The Middle Temple Law Library is the second law library we got the chance to visit and was very interesting. The library is located next to a Knights Templar Church (can you say Da Vinci Code?). It was really interesting to see a bit of how the legal system in the United Kingdom works by visiting this library. It was a little difficult to understand and grasp some of the terms that were used, such as the exact difference between a barrister and a solicitor. I know that a barrister is the one that actually represents people in court, but then I do not know what solicitor does, just that they are both important for the legal process.
All lawyers in the UK must belong to one of the four Inns of Court. Two Inns are in the same location just with different buildings, and each Inn has it’s own library and focus. For example, the Inner Temple focuses on American and International law. Both the Inner and Middle Temple are at the same location and both date back to the Knights Templar (prior to the 1500s) but do not have exact dates.
The Inns are the ones that are responsible for calling barristers to court to represent people, and the most senior members of the court are called benchers. There are usually two honorary royal members/benchers, Prince William recently became one and the second is supposed to be named soon, it used to be the Queen Mother and Princess Diana if I am not mistaken. The Middle Temple has a dining hall where the first performance of Twelfth Night was performed and was said to have had both Elizabeth I and William Shakespeare in attendance.
The biggest stand out from the Middle Temple Law Library, other than the cool connection with the Knights Templar was the Declaration it has hanging on the wall. The Declaration from the former thirteen colonies, with signatures, was a really cool thing to see. Even more so because little red stars had been fixed next to certain men’s signatures. Those men were members of the Middle Temple. It was a trend in both America and England to send the sons away to be educated in England and then to practice in America, some of those sons were members of Middle Temple and signed that document.
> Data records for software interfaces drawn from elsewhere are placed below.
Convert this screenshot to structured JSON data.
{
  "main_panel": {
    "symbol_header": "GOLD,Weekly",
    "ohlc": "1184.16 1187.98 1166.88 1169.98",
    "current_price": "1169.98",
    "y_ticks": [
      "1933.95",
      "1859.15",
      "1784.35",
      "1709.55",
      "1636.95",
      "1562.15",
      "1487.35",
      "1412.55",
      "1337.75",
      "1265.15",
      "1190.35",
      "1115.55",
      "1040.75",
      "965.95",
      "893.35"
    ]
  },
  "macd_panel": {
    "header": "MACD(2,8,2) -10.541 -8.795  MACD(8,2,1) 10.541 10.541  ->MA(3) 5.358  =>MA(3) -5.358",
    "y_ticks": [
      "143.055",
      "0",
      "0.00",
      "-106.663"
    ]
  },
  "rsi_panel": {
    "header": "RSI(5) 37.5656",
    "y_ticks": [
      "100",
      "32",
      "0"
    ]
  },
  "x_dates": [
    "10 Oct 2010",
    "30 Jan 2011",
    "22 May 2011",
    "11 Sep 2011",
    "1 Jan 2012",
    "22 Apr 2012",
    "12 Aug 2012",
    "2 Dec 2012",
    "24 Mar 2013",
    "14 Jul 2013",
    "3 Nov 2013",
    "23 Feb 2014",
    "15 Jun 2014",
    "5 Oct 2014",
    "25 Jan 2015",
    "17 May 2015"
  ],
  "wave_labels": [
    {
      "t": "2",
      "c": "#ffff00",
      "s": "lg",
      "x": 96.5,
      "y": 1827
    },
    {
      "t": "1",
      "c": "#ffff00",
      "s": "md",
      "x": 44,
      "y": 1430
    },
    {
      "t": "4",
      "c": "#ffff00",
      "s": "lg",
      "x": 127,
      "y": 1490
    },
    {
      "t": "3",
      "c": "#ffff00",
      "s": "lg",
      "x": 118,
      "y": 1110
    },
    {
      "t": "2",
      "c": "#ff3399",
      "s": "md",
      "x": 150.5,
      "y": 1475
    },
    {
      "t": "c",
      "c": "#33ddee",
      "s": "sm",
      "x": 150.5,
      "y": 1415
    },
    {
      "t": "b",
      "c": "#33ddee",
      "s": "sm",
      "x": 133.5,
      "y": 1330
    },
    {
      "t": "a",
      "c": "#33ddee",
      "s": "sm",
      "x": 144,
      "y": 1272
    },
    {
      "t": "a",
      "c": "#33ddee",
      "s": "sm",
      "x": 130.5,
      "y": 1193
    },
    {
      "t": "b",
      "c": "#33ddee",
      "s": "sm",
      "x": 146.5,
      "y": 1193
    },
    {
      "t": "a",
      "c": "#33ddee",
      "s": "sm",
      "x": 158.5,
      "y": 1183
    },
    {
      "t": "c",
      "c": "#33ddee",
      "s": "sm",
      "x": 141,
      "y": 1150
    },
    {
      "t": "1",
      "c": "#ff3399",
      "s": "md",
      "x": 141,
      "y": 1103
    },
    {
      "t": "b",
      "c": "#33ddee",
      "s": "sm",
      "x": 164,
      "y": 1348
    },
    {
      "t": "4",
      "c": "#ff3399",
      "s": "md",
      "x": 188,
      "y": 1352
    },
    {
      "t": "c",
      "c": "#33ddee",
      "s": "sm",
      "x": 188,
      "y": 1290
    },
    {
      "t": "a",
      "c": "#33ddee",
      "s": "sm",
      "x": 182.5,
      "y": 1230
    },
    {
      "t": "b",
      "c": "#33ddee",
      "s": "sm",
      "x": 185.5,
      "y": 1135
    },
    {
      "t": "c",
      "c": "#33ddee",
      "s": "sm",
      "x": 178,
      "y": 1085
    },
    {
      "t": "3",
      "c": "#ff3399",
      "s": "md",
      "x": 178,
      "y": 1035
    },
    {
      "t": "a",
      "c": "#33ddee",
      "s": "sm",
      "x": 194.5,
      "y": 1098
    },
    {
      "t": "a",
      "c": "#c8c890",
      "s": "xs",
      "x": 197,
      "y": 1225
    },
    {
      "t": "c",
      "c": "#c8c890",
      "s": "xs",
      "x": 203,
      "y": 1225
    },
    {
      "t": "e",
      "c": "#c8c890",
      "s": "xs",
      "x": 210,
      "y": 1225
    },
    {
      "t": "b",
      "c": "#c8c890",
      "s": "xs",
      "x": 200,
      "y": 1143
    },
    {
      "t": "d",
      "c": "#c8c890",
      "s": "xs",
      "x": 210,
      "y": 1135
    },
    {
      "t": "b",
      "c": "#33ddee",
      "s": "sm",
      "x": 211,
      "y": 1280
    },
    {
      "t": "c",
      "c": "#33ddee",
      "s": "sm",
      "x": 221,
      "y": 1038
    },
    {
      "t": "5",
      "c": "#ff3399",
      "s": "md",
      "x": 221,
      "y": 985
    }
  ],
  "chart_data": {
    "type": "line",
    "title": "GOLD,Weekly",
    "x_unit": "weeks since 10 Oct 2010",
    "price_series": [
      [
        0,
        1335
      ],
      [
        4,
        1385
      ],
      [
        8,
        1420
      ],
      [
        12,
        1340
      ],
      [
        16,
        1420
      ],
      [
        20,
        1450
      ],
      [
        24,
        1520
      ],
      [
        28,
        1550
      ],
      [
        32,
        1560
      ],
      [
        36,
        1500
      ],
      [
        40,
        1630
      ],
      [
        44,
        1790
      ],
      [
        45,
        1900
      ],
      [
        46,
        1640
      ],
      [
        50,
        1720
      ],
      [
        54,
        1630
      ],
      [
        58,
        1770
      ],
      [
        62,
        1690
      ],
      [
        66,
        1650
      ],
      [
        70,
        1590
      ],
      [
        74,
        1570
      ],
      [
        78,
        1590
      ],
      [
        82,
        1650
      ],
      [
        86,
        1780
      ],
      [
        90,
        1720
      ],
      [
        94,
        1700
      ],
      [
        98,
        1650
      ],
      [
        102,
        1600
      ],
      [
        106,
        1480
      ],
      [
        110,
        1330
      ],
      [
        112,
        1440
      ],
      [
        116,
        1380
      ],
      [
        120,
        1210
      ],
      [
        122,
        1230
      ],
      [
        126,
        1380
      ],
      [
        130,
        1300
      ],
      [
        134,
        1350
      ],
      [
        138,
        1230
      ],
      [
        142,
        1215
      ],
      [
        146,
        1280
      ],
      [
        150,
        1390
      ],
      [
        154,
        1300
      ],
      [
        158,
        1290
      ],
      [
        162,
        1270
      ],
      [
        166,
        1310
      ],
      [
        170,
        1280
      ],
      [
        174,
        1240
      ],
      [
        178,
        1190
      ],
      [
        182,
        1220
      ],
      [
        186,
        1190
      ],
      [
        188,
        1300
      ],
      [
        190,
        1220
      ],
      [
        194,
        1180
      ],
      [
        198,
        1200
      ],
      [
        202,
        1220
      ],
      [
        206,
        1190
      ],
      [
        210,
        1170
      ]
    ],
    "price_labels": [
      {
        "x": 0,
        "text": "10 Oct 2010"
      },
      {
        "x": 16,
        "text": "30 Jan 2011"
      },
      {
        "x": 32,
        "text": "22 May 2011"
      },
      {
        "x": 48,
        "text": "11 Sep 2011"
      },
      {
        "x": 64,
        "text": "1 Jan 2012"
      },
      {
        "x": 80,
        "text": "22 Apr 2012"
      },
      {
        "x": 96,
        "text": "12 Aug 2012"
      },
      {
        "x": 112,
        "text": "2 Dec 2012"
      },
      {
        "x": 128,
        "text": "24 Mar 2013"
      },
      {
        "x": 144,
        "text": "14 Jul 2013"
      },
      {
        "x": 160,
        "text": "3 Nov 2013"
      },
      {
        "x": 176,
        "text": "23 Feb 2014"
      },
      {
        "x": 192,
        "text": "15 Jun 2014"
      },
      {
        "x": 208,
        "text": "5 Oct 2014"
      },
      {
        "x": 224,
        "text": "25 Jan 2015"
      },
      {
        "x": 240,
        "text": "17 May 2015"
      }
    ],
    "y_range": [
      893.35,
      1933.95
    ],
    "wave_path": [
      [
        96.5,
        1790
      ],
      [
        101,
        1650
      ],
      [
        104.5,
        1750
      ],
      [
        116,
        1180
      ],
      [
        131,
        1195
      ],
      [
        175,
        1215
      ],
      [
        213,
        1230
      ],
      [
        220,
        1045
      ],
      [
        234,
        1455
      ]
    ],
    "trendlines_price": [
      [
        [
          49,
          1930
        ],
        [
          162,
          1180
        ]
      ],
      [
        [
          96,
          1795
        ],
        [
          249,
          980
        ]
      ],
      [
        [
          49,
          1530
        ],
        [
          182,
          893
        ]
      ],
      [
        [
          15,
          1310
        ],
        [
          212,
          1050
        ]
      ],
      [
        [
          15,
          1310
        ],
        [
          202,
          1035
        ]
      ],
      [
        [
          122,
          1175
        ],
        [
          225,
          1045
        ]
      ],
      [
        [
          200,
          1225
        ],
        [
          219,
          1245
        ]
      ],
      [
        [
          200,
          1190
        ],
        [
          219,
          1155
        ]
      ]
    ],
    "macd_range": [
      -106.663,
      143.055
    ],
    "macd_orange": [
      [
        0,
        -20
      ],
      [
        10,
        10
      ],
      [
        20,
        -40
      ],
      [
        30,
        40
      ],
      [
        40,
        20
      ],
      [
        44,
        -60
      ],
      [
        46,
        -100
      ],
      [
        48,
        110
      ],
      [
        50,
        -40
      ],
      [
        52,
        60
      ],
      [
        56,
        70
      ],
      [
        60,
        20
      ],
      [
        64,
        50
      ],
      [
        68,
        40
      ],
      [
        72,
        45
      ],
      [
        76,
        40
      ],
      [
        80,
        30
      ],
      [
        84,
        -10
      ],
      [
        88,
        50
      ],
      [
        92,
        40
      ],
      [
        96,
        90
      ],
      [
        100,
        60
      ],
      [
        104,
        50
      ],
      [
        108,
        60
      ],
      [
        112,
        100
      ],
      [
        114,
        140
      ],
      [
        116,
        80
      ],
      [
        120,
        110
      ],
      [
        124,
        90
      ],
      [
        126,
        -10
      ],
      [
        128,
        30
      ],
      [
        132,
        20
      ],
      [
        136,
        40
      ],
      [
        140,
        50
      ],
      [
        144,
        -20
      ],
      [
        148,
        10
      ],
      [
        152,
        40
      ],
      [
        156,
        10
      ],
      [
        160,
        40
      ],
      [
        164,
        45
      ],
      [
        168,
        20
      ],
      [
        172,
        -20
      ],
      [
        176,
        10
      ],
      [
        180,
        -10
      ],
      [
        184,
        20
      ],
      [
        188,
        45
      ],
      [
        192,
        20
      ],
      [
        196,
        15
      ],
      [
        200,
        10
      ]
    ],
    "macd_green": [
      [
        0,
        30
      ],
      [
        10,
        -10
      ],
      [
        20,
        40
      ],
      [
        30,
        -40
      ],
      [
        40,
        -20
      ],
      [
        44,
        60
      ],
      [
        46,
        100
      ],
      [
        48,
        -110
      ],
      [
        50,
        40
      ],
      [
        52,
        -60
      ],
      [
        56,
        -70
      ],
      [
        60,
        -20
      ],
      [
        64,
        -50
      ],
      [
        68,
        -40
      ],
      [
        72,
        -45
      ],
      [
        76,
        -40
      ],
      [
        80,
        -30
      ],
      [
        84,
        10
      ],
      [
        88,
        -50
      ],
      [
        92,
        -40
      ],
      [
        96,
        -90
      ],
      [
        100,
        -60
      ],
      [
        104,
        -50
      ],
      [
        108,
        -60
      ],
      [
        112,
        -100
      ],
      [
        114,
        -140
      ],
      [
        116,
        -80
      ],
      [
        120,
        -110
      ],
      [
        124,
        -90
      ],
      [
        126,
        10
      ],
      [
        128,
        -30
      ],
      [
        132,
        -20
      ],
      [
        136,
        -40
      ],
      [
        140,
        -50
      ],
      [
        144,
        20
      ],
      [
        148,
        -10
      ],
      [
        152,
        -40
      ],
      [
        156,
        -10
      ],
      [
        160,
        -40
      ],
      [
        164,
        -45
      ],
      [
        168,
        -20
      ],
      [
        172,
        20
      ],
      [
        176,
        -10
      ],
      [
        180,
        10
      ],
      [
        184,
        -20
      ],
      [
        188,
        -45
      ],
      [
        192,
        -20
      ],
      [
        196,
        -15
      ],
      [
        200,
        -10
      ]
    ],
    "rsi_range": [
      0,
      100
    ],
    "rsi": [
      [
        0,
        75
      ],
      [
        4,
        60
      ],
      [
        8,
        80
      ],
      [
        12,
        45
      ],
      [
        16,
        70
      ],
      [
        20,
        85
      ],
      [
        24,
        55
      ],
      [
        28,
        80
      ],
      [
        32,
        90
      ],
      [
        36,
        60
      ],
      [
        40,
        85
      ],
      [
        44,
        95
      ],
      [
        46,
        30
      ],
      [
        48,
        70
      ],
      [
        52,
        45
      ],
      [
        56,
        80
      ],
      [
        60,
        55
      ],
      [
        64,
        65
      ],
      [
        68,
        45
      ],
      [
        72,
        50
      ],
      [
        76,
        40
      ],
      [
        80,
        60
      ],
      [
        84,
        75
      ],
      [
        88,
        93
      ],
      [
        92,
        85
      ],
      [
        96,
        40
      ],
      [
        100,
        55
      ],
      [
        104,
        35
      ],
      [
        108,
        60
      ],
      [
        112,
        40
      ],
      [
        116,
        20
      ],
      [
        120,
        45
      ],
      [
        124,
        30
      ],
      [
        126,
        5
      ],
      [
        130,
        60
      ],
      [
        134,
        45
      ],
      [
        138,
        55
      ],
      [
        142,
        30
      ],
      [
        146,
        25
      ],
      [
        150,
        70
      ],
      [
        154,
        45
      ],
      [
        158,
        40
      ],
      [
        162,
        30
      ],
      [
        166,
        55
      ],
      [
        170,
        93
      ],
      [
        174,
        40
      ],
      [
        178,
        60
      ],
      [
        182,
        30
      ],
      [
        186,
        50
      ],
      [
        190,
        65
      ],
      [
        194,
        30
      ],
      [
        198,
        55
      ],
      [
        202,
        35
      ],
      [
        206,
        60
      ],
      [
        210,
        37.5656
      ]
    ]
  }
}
It was almost like seeing the Declaration of Independence in Washington DC, except somehow more interesting because you were standing in the Inn that some of those men had been members of.